He said urban flocks have been around the Twin Cities for 20 to 25 years. He’s studying a flock at Battle Creek Regional Park on the east side of St. Paul, as well as flocks that reach 50 to 70 turkeys in Shoreview, Minn. He said the larger flocks in Shoreview are a bit more troublesome for residents. They break tree branches, scratch up garden mulch and alarm residents as they scurry across rooftops.

Turkeys test their dominance during any new social encounter, Tinsley said, so kids who show a bit of fear can find themselves in a showdown. Turkeys have even targeted kids’ lunch bags at Shoreview bus stops.

Tinsley said the male turkeys have spurs, but he doesn’t think Northeasters need to worry about run-ins.

“I’ve never heard of a turkey attacking anyone,” he said. “If they are a nuisance, you can squirt them with water or a hose, or let the dog bark at them.”

Bryan Lueth, the Department of Natural Resources’ north metro area wildlife manager, agreed.

“At most, they are a 15 to 20 pound bird. What harm are they going to do to you?” he said, adding that the spurs on the backside of the leg wouldn’t do much more than make a scratch. “They need to learn that every person is dominant to them.”

In Audubon Park, Ferraro said the turkeys usually don’t bother anybody. But kids occasionally pick on them and even throw snowballs, prompting angry turkeys to run after the children.

“I tell them that one of these days, they’re going to get attacked,” Ferraro said, laughing.

She spots the turkeys in the park after it rains, pecking the ground and searching for worms.

Tinsley said the winter is an especially nice time for a turkey to live in the city. It can’t scratch down to find food under more than 30 centimeters of snow, so it appreciates all the neighborhood bird feeders. Juvenile birds eat lots of insects off of flower beds, bushes and trees, and adults aren’t too picky — they’ll eat acorns, berries, or even salamanders and toads.

“If they haven’t seen it, they’ll investigate it,”
he said.

Rewind General Manager Missy Dodge said the turkeys will eat any snack she has on hand — peanuts, raisins or crackers.

Turkeys travel in larger packs during the winter. The Northeast group numbered about six this year. During summer nesting periods, they break into little bachelor parties of two to three males while the females split up and find nests.

Tinsley said nesting is the most challenging aspect of a turkey’s urban life. It needs a nest on the ground that’s concealed from predators like raccoons, crows and coyotes. It also needs to hide from humans.

“If they get flushed off a nest, typically they abandon it,” Tinsley said.

Nevertheless, turkeys are a huge conservation success story.

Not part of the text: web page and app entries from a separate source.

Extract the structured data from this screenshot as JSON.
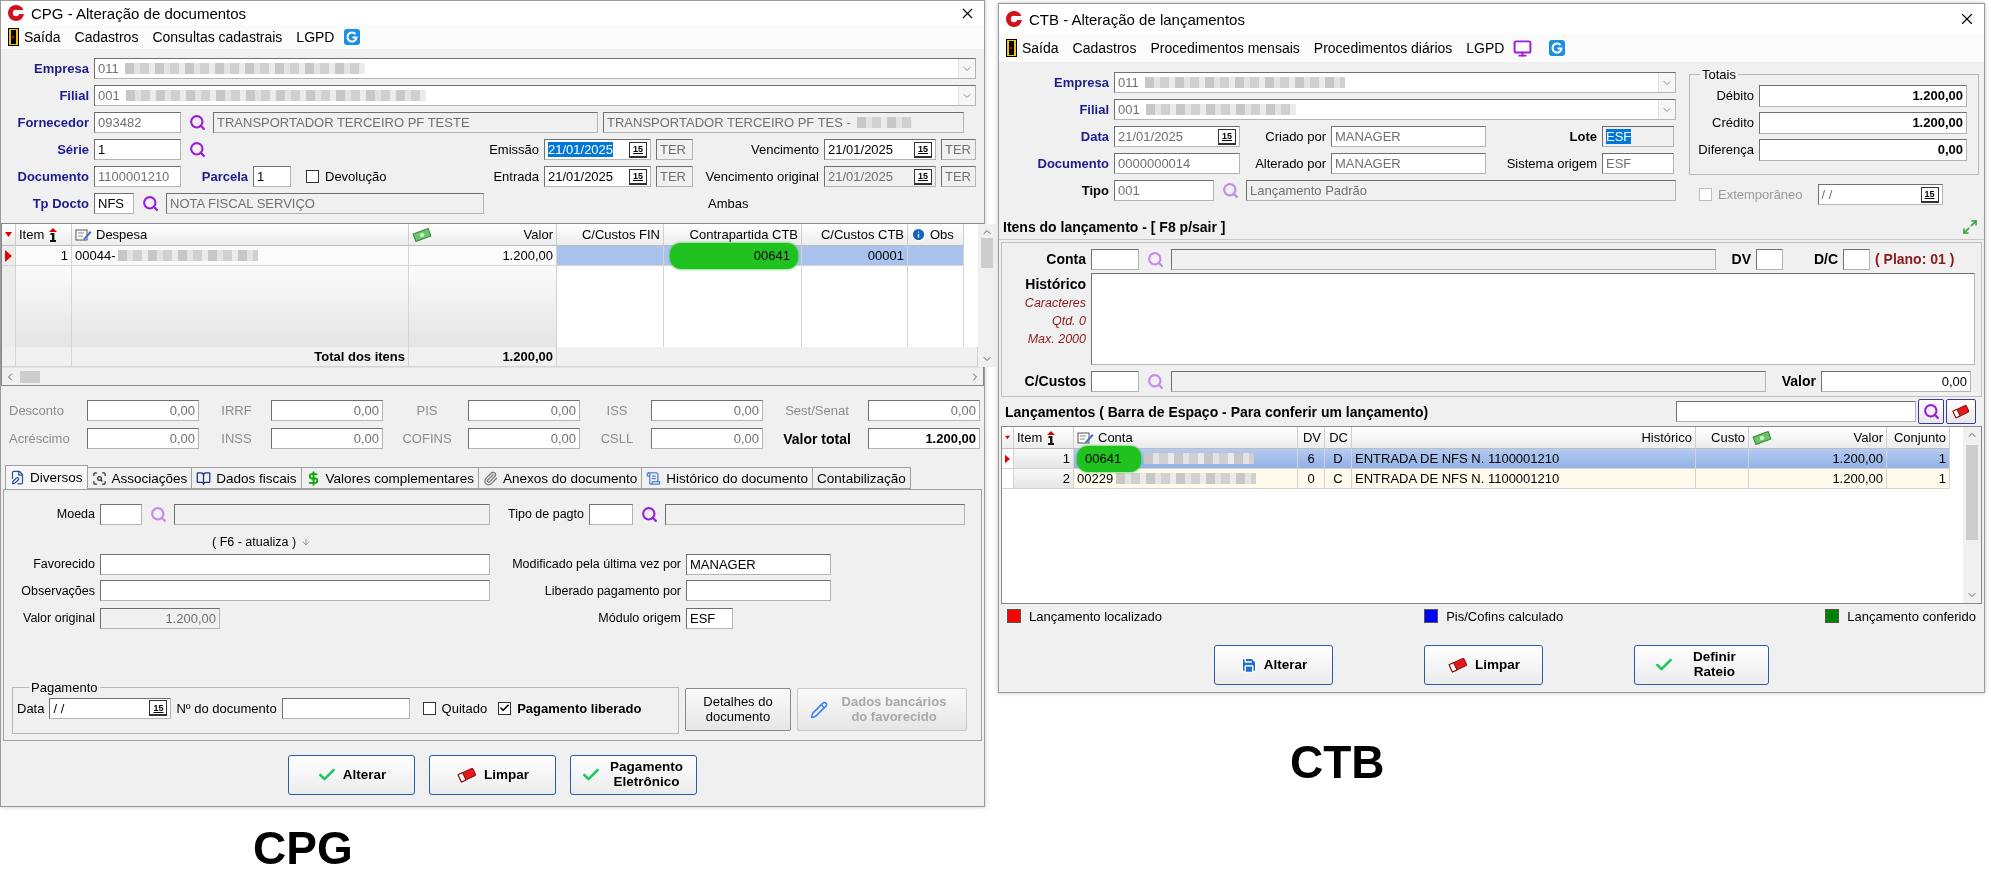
{
  "cpg": {
    "title": "CPG - Alteração de documentos",
    "menu": [
      {
        "label": "Saída",
        "kind": "exit"
      },
      {
        "label": "Cadastros",
        "kind": "text"
      },
      {
        "label": "Consultas cadastrais",
        "kind": "text"
      },
      {
        "label": "LGPD",
        "kind": "text"
      }
    ],
    "empresa": {
      "label": "Empresa",
      "value": "011"
    },
    "filial": {
      "label": "Filial",
      "value": "001"
    },
    "fornecedor": {
      "label": "Fornecedor",
      "code": "093482",
      "name": "TRANSPORTADOR TERCEIRO PF TESTE",
      "name_2": "TRANSPORTADOR TERCEIRO PF TES -"
    },
    "serie": {
      "label": "Série",
      "value": "1"
    },
    "documento": {
      "label": "Documento",
      "value": "1100001210"
    },
    "parcela": {
      "label": "Parcela",
      "value": "1"
    },
    "devolucao": {
      "label": "Devolução",
      "checked": false
    },
    "tp_docto": {
      "label": "Tp Docto",
      "code": "NFS",
      "name": "NOTA FISCAL SERVIÇO"
    },
    "dates": [
      {
        "label": "Emissão",
        "value": "21/01/2025",
        "calendar": "15",
        "weekday": "TER",
        "selected": true,
        "disabled": false
      },
      {
        "label": "Vencimento",
        "value": "21/01/2025",
        "calendar": "15",
        "weekday": "TER",
        "selected": false,
        "disabled": false
      },
      {
        "label": "Entrada",
        "value": "21/01/2025",
        "calendar": "15",
        "weekday": "TER",
        "selected": false,
        "disabled": false
      },
      {
        "label": "Vencimento original",
        "value": "21/01/2025",
        "calendar": "15",
        "weekday": "TER",
        "selected": false,
        "disabled": true
      }
    ],
    "ambas": "Ambas",
    "items_grid": {
      "columns": [
        {
          "label": "Item",
          "kind": "sort"
        },
        {
          "label": "Despesa",
          "kind": "edit"
        },
        {
          "label": "Valor",
          "kind": "money"
        },
        {
          "label": "C/Custos FIN",
          "kind": "plain"
        },
        {
          "label": "Contrapartida CTB",
          "kind": "plain"
        },
        {
          "label": "C/Custos CTB",
          "kind": "plain"
        },
        {
          "label": "Obs",
          "kind": "info"
        }
      ],
      "rows": [
        {
          "selected": true,
          "cells": [
            {
              "text": "1"
            },
            {
              "text": "00044-",
              "blurred": true
            },
            {
              "text": "1.200,00"
            },
            null,
            {
              "text": "00641",
              "highlighted": true
            },
            {
              "text": "00001"
            },
            null
          ]
        }
      ],
      "total": {
        "label": "Total dos itens",
        "value": "1.200,00"
      }
    },
    "taxes": [
      {
        "label": "Desconto",
        "value": "0,00",
        "kind": "tax"
      },
      {
        "label": "IRRF",
        "value": "0,00",
        "kind": "tax"
      },
      {
        "label": "PIS",
        "value": "0,00",
        "kind": "tax"
      },
      {
        "label": "ISS",
        "value": "0,00",
        "kind": "tax"
      },
      {
        "label": "Sest/Senat",
        "value": "0,00",
        "kind": "tax"
      },
      {
        "label": "Acréscimo",
        "value": "0,00",
        "kind": "tax"
      },
      {
        "label": "INSS",
        "value": "0,00",
        "kind": "tax"
      },
      {
        "label": "COFINS",
        "value": "0,00",
        "kind": "tax"
      },
      {
        "label": "CSLL",
        "value": "0,00",
        "kind": "tax"
      },
      {
        "label": "Valor total",
        "value": "1.200,00",
        "kind": "total"
      }
    ],
    "tabs": [
      {
        "label": "Diversos",
        "selected": true
      },
      {
        "label": "Associações",
        "selected": false
      },
      {
        "label": "Dados fiscais",
        "selected": false
      },
      {
        "label": "Valores complementares",
        "selected": false
      },
      {
        "label": "Anexos do documento",
        "selected": false
      },
      {
        "label": "Histórico do documento",
        "selected": false
      },
      {
        "label": "Contabilização",
        "selected": false
      }
    ],
    "diversos": {
      "moeda": {
        "label": "Moeda"
      },
      "tipo_pagto": {
        "label": "Tipo de pagto"
      },
      "hint": "( F6 - atualiza )",
      "favorecido": {
        "label": "Favorecido"
      },
      "observacoes": {
        "label": "Observações"
      },
      "valor_original": {
        "label": "Valor original",
        "value": "1.200,00"
      },
      "modificado_por": {
        "label": "Modificado pela última vez por",
        "value": "MANAGER"
      },
      "liberado_por": {
        "label": "Liberado pagamento por"
      },
      "modulo_origem": {
        "label": "Módulo origem",
        "value": "ESF"
      }
    },
    "pagamento": {
      "title": "Pagamento",
      "data_label": "Data",
      "data_value": "/ /",
      "calendar": "15",
      "documento_label": "Nº do documento",
      "checks": [
        {
          "label": "Quitado",
          "checked": false
        },
        {
          "label": "Pagamento liberado",
          "checked": true
        }
      ]
    },
    "side_buttons": [
      {
        "label": "Detalhes do documento",
        "kind": "plain",
        "disabled": false
      },
      {
        "label": "Dados bancários do favorecido",
        "kind": "pencil",
        "disabled": true
      }
    ],
    "buttons": [
      {
        "label": "Alterar",
        "kind": "check"
      },
      {
        "label": "Limpar",
        "kind": "eraser"
      },
      {
        "label": "Pagamento Eletrônico",
        "kind": "check"
      }
    ],
    "caption": "CPG"
  },
  "ctb": {
    "title": "CTB - Alteração de lançamentos",
    "menu": [
      {
        "label": "Saída",
        "kind": "exit"
      },
      {
        "label": "Cadastros",
        "kind": "text"
      },
      {
        "label": "Procedimentos mensais",
        "kind": "text"
      },
      {
        "label": "Procedimentos diários",
        "kind": "text"
      },
      {
        "label": "LGPD",
        "kind": "text"
      }
    ],
    "empresa": {
      "label": "Empresa",
      "value": "011"
    },
    "filial": {
      "label": "Filial",
      "value": "001"
    },
    "data": {
      "label": "Data",
      "value": "21/01/2025",
      "calendar": "15"
    },
    "criado_por": {
      "label": "Criado por",
      "value": "MANAGER"
    },
    "lote": {
      "label": "Lote",
      "value": "ESF",
      "highlighted": true
    },
    "documento": {
      "label": "Documento",
      "value": "0000000014"
    },
    "alterado_por": {
      "label": "Alterado por",
      "value": "MANAGER"
    },
    "sistema_origem": {
      "label": "Sistema origem",
      "value": "ESF"
    },
    "tipo": {
      "label": "Tipo",
      "code": "001",
      "name": "Lançamento Padrão"
    },
    "totais": {
      "title": "Totais",
      "rows": [
        {
          "label": "Débito",
          "value": "1.200,00"
        },
        {
          "label": "Crédito",
          "value": "1.200,00"
        },
        {
          "label": "Diferença",
          "value": "0,00"
        }
      ]
    },
    "extemporaneo": {
      "label": "Extemporâneo",
      "checked": false,
      "disabled": true,
      "date": "/ /",
      "calendar": "15"
    },
    "itens_title": "Itens do lançamento - [ F8 p/sair ]",
    "conta": {
      "label": "Conta"
    },
    "dv": {
      "label": "DV"
    },
    "dc": {
      "label": "D/C"
    },
    "plano": "( Plano: 01 )",
    "historico": {
      "label": "Histórico",
      "notes": [
        "Caracteres",
        "Qtd. 0",
        "Max. 2000"
      ]
    },
    "ccustos": {
      "label": "C/Custos"
    },
    "valor": {
      "label": "Valor",
      "value": "0,00"
    },
    "lancamentos_title": "Lançamentos ( Barra de Espaço - Para conferir um lançamento)",
    "grid": {
      "columns": [
        {
          "label": "Item",
          "kind": "sort"
        },
        {
          "label": "Conta",
          "kind": "edit"
        },
        {
          "label": "DV",
          "kind": "plain"
        },
        {
          "label": "DC",
          "kind": "plain"
        },
        {
          "label": "Histórico",
          "kind": "plain"
        },
        {
          "label": "Custo",
          "kind": "plain"
        },
        {
          "label": "Valor",
          "kind": "money"
        },
        {
          "label": "Conjunto",
          "kind": "plain"
        }
      ],
      "rows": [
        {
          "selected": true,
          "cells": [
            {
              "text": "1"
            },
            {
              "text": "00641",
              "highlighted": true,
              "blurred": true
            },
            {
              "text": "6"
            },
            {
              "text": "D"
            },
            {
              "text": "ENTRADA DE NFS N. 1100001210"
            },
            null,
            {
              "text": "1.200,00"
            },
            {
              "text": "1"
            }
          ]
        },
        {
          "selected": false,
          "cells": [
            {
              "text": "2"
            },
            {
              "text": "00229",
              "blurred": true
            },
            {
              "text": "0"
            },
            {
              "text": "C"
            },
            {
              "text": "ENTRADA DE NFS N. 1100001210"
            },
            null,
            {
              "text": "1.200,00"
            },
            {
              "text": "1"
            }
          ]
        }
      ]
    },
    "legend": [
      {
        "label": "Lançamento localizado",
        "color": "#ff0000"
      },
      {
        "label": "Pis/Cofins calculado",
        "color": "#0000ff"
      },
      {
        "label": "Lançamento conferido",
        "color": "#008000"
      }
    ],
    "buttons": [
      {
        "label": "Alterar",
        "kind": "save"
      },
      {
        "label": "Limpar",
        "kind": "eraser"
      },
      {
        "label": "Definir Rateio",
        "kind": "check"
      }
    ],
    "caption": "CTB"
  }
}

They were nearly extinct in the 1920s and ’30s due to overhunting and habitat destruction, and today there are seven million birds across the country.

Tinsley is studying how turkeys adapt to urban habitats. He’s always looking for property owners that will allow him to trap a turkey and attach radio transmitters for tracking. By using radio telemetry, he can compare the success of urban and rural nests.

Tinsley isn’t the only one with an eye on the turkeys.

“Wherever they are, someone is taking a picture of them,” said Kory Kleinsasser, a Waite Park Church pastor who started the “Northeast Minneapolis Turkeys” Facebook page. When he arrived in town about a year ago, he was surprised to walk into a coffee shop and hear two separate conversations about the turkeys.

“Pretty early on when I came here, I realized they were iconic figures,” he said.

Some of the most recent sightings came from a chef at Hazel’s, who spotted the turkeys outside the restaurant, and Gustavus Adolphus Lutheran Church Pastor Dave Solberg, who recently noticed them off of St. Anthony Parkway. The turkeys come and go at Gustavus, and occasionally take up residence in the trees there off of Johnson Street.

“The only trouble they have caused is they poop on the sidewalk. Other than that, they are a real novelty,” Solberg said. “We have some classic pictures on our board.”

Contributing writer Michelle Bruch covers Northeast for The Journal.